The 16th century was a time of crisis and change for Portugal’s empire.
Poor and small, Portugal was at the edge of late medieval Europe. But its seafarers created the age of ‘globalisation’, which continues to this day, as Roger Crowley explains.
C.R. Boxer describes how the cultivated Viceroy of Portuguese India, on his way home from Goa, had a costly misadventure in the Indian Ocean.
The Land of Zanj included the coastal regions of the modern colonies of Kenya and Tanganyika. Here, writes C.R. Boxer, the Portuguese, first among Europeans, came into contact with the Arab-African civilization that flourished on the edges of the Indian Ocean.
Portugal's colonial empire was, at the C.R. Boxer wrote this article in 1956, the oldest in the world, with Mozambique as its most prosperous possession.
In 1373, writes Jan Read, King Edward III signed an alliance with Portugal which has lasted ever since.
The last Huguenot to become a Marshal of France, Schomberg died in exile, fighting for William of Orange at the Battle of the Boyne. By C.R. Boxer.
C.R. Boxer describes how the Spanish and Portuguese empires were troubled by smugglers and interlopers on the high seas.

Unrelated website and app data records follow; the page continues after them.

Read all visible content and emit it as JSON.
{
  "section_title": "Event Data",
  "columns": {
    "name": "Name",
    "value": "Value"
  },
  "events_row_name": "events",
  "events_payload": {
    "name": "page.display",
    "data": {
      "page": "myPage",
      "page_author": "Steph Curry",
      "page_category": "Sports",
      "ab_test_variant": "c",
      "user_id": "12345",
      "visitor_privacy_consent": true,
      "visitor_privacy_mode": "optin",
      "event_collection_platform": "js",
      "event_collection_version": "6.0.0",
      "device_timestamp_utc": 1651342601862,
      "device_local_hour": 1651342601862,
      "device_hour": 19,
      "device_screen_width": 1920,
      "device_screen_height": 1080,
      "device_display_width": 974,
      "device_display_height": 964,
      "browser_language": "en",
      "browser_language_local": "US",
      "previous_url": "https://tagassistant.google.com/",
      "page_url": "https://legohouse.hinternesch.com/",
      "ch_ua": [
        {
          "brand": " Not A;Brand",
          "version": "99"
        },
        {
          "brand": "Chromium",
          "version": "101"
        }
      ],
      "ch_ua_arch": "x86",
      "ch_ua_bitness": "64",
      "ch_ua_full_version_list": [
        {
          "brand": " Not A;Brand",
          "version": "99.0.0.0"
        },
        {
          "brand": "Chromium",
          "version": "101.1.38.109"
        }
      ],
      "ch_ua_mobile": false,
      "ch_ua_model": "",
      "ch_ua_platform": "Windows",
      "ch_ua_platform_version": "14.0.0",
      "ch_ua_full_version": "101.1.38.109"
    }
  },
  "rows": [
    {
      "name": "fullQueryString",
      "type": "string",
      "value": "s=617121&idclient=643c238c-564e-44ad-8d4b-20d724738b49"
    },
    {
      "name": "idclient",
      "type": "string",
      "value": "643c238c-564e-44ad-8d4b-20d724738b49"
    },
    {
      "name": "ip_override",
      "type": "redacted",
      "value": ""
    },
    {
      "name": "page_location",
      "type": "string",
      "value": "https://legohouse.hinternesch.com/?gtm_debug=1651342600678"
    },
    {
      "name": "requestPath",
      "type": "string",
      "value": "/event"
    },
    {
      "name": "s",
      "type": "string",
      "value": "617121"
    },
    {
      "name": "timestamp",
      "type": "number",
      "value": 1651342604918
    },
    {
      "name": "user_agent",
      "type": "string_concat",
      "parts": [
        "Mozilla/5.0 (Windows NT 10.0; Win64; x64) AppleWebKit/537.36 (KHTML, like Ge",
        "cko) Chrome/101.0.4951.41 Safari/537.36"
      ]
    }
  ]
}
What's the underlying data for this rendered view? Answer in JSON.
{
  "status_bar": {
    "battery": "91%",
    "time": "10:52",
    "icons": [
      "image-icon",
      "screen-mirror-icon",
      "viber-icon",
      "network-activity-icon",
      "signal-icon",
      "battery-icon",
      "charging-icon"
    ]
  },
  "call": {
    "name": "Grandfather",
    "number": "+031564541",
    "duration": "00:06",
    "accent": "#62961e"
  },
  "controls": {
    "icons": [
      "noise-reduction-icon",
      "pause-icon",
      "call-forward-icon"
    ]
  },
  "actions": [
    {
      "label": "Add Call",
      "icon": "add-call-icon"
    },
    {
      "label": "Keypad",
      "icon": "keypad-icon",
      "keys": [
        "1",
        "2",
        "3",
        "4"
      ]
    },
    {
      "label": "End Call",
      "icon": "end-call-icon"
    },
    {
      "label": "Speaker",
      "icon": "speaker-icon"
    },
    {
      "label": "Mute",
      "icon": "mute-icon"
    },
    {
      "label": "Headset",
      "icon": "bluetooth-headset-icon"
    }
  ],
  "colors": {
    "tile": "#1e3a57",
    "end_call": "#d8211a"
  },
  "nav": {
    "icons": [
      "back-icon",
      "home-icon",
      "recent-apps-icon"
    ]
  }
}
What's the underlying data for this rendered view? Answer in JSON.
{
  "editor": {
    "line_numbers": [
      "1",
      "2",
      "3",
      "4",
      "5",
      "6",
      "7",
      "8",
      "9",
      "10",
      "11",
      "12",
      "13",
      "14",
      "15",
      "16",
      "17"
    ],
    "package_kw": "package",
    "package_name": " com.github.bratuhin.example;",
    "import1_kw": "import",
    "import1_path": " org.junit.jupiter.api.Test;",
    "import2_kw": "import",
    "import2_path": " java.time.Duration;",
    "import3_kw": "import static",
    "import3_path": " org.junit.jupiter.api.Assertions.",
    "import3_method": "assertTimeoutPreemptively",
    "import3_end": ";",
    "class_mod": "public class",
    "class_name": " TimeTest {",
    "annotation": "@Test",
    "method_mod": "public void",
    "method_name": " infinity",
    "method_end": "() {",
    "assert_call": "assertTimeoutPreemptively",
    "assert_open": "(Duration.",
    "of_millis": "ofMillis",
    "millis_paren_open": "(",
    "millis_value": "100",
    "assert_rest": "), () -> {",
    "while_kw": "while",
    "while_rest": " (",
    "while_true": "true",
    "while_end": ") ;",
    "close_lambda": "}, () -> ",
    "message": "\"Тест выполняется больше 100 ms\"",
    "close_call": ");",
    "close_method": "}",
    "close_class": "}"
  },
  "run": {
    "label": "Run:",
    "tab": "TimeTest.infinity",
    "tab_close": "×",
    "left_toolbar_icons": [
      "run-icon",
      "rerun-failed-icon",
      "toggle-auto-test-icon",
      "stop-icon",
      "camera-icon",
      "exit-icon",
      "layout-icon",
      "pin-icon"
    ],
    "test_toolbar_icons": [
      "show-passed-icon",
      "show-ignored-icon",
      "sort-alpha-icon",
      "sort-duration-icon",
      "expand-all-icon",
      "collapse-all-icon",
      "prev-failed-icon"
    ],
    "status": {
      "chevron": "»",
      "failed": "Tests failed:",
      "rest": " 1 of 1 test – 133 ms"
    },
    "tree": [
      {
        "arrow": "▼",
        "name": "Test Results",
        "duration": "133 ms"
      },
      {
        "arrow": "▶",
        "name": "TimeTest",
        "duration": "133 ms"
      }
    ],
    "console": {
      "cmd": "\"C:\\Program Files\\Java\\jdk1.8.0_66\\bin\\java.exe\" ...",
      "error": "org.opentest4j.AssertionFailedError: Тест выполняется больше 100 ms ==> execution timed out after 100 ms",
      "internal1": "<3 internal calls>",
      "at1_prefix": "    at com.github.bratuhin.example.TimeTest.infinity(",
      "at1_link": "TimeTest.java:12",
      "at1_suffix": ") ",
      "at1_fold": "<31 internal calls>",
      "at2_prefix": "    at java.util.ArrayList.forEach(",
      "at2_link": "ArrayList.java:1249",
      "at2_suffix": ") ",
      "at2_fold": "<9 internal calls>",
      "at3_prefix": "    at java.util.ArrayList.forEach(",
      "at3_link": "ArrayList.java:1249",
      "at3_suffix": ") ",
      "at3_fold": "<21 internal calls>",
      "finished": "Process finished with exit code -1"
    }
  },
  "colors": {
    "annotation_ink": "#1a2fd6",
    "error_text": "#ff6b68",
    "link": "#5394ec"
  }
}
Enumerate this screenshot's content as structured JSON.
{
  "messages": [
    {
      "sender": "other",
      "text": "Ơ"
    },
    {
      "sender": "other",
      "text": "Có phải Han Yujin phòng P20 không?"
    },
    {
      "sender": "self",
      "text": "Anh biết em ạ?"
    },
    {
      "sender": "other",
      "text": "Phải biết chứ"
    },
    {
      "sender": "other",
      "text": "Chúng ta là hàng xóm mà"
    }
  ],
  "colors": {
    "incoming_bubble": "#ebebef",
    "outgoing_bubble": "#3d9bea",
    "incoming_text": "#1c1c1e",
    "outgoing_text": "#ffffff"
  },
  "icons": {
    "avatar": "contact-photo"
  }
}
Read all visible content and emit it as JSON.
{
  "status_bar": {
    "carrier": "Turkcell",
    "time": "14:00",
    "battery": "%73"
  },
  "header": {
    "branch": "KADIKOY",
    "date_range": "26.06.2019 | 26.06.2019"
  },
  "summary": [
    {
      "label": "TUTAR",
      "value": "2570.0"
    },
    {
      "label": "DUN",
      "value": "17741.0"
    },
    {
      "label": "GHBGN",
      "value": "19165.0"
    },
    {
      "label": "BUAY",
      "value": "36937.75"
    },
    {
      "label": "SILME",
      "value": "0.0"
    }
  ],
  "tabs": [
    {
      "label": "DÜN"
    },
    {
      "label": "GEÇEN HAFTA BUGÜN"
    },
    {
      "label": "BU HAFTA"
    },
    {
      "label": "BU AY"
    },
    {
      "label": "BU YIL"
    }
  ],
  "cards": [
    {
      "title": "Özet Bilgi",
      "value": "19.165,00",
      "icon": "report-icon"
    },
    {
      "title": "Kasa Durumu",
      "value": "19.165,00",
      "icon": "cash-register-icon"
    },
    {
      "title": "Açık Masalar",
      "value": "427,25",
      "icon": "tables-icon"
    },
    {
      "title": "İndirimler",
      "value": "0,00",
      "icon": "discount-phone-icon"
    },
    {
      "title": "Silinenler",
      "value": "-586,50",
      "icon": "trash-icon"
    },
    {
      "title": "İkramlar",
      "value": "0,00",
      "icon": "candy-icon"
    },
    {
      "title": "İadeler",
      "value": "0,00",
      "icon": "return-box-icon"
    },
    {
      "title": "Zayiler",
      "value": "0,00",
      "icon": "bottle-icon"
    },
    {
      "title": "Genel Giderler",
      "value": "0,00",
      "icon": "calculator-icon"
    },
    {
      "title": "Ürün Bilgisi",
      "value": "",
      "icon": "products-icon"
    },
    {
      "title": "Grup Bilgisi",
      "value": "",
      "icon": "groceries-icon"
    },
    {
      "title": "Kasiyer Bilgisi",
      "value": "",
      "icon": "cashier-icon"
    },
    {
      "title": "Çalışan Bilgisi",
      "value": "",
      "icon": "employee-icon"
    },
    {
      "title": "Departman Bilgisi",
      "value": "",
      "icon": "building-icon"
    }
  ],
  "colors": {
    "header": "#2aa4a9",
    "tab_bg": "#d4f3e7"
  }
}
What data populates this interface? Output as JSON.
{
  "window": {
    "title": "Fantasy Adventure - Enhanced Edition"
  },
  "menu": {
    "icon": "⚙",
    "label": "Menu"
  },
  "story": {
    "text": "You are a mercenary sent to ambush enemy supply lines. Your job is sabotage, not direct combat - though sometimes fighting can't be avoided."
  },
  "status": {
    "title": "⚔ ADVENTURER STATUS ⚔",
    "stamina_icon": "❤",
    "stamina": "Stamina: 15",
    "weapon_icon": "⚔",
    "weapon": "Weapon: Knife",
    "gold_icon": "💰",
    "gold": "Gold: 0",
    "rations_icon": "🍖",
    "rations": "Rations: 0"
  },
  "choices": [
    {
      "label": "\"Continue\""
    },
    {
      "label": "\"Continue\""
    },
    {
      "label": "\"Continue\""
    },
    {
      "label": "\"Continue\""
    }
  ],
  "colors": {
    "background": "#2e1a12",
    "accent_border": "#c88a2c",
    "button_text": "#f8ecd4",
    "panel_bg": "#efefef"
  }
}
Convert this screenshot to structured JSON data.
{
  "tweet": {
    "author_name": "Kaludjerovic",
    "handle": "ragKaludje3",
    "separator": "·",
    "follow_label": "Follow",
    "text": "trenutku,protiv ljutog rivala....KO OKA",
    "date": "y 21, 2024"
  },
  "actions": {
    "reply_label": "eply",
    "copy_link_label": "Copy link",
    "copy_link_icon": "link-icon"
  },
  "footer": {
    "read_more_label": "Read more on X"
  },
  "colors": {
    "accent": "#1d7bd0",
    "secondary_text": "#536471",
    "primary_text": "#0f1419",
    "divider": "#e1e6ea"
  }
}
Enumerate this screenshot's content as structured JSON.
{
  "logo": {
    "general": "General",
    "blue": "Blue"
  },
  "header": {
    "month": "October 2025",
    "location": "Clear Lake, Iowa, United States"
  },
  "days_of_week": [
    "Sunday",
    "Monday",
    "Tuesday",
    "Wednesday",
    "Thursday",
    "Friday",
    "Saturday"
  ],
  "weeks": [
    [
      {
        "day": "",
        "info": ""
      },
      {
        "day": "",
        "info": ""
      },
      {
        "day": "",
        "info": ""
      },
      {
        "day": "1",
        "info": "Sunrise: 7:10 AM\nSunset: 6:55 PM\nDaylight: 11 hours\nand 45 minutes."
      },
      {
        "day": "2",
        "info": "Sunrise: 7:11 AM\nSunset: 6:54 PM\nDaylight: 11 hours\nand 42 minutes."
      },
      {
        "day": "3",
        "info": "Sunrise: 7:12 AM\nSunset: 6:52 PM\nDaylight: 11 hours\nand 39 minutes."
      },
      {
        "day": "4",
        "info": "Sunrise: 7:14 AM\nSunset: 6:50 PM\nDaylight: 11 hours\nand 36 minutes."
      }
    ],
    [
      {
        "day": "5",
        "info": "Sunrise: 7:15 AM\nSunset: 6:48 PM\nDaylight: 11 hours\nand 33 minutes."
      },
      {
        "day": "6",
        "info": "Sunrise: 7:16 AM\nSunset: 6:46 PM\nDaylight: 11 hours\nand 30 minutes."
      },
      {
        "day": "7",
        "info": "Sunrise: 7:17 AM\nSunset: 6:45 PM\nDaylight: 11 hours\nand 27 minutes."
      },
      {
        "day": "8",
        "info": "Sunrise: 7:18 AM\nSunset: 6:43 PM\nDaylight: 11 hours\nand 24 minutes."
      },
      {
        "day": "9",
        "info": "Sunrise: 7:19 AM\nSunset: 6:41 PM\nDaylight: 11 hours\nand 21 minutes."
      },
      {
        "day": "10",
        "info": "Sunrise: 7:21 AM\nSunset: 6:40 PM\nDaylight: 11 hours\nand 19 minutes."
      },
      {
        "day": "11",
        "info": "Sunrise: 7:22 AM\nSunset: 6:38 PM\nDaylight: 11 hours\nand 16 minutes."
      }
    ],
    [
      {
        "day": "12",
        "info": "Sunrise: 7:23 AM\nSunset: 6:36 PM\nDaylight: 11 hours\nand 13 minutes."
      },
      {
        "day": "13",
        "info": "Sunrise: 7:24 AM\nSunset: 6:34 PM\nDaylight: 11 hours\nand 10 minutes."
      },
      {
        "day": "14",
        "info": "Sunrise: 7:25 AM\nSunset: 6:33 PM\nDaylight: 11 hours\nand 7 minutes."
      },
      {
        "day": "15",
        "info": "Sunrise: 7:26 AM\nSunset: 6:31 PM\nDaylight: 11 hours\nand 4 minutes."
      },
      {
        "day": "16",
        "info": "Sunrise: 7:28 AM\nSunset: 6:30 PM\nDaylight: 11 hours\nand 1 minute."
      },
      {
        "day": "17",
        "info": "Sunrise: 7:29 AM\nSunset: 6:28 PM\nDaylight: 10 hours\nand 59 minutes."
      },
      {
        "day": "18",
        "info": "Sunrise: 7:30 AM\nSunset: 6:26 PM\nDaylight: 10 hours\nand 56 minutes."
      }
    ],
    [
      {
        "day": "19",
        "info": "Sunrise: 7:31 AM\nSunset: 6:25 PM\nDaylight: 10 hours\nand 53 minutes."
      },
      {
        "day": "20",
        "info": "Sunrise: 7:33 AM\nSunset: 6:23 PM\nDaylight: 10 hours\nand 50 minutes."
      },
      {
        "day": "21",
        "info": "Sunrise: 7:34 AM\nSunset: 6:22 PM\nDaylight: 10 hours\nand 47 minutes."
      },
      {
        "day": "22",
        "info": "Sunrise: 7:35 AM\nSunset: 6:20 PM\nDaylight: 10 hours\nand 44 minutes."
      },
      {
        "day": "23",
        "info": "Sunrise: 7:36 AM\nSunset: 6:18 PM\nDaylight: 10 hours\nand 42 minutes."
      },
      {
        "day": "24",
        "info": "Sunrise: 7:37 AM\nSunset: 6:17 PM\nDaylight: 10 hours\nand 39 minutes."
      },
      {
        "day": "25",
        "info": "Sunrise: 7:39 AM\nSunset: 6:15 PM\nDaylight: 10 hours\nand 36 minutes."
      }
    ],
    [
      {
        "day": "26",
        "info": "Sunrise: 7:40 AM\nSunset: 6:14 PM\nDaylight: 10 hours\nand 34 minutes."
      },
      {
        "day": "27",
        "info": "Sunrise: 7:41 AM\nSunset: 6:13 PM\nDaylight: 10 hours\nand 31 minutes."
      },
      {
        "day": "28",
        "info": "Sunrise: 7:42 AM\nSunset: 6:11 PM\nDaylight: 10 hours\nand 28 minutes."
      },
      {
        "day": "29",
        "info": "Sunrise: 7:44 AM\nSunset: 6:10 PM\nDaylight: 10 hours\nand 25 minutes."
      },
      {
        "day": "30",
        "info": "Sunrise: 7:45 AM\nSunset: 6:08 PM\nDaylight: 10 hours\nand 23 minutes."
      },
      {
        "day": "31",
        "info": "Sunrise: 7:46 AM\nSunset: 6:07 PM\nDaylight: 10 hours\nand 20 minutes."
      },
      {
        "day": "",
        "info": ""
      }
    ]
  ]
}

C.R. Boxer profiles an Anglo-Irish Protestant at the Portuguese Court, 1728-41.